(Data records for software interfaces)
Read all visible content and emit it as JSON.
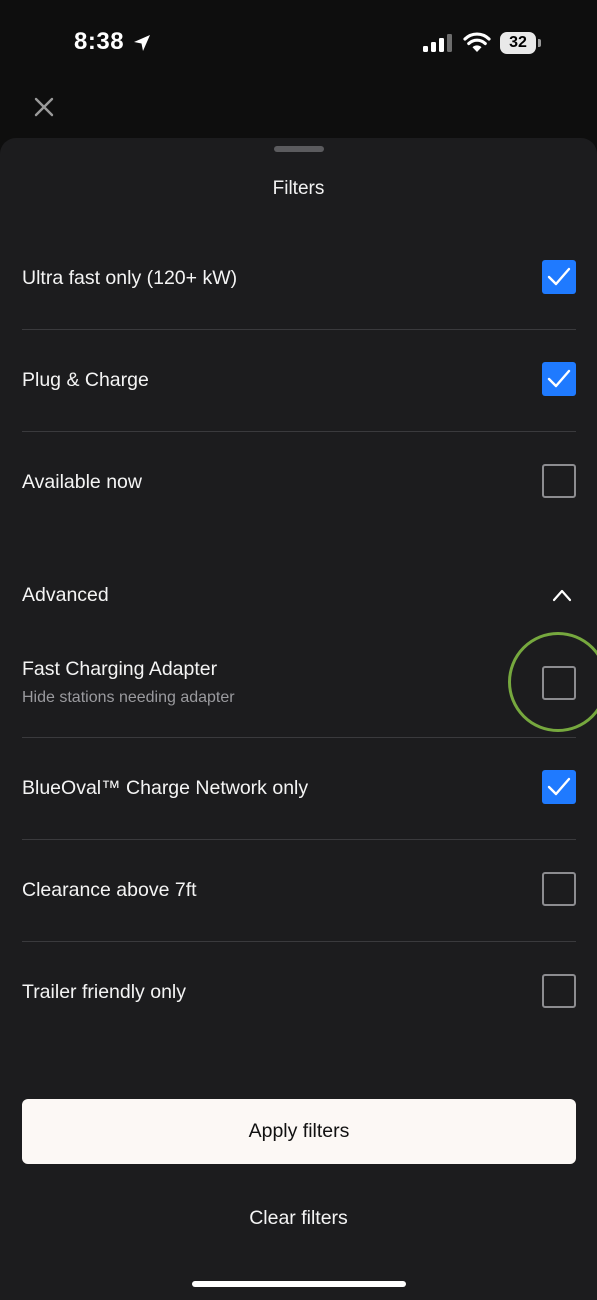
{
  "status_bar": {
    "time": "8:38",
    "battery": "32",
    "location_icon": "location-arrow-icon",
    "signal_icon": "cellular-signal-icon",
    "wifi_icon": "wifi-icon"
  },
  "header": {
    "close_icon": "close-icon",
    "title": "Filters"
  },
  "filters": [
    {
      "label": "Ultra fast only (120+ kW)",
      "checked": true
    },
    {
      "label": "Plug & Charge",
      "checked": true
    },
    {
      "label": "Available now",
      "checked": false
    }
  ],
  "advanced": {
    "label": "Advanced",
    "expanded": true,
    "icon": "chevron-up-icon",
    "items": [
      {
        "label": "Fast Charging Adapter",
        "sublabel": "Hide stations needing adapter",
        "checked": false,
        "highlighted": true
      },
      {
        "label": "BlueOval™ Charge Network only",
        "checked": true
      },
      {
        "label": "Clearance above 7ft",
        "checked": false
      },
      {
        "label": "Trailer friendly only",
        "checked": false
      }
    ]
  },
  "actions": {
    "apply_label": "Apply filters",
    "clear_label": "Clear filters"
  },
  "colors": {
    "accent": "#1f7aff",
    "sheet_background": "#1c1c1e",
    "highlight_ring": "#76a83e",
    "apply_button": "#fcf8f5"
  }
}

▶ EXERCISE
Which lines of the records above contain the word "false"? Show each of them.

▶ OUTPUT OF THE EXERCISE
      "checked": false
        "checked": false,
        "checked": false
        "checked": false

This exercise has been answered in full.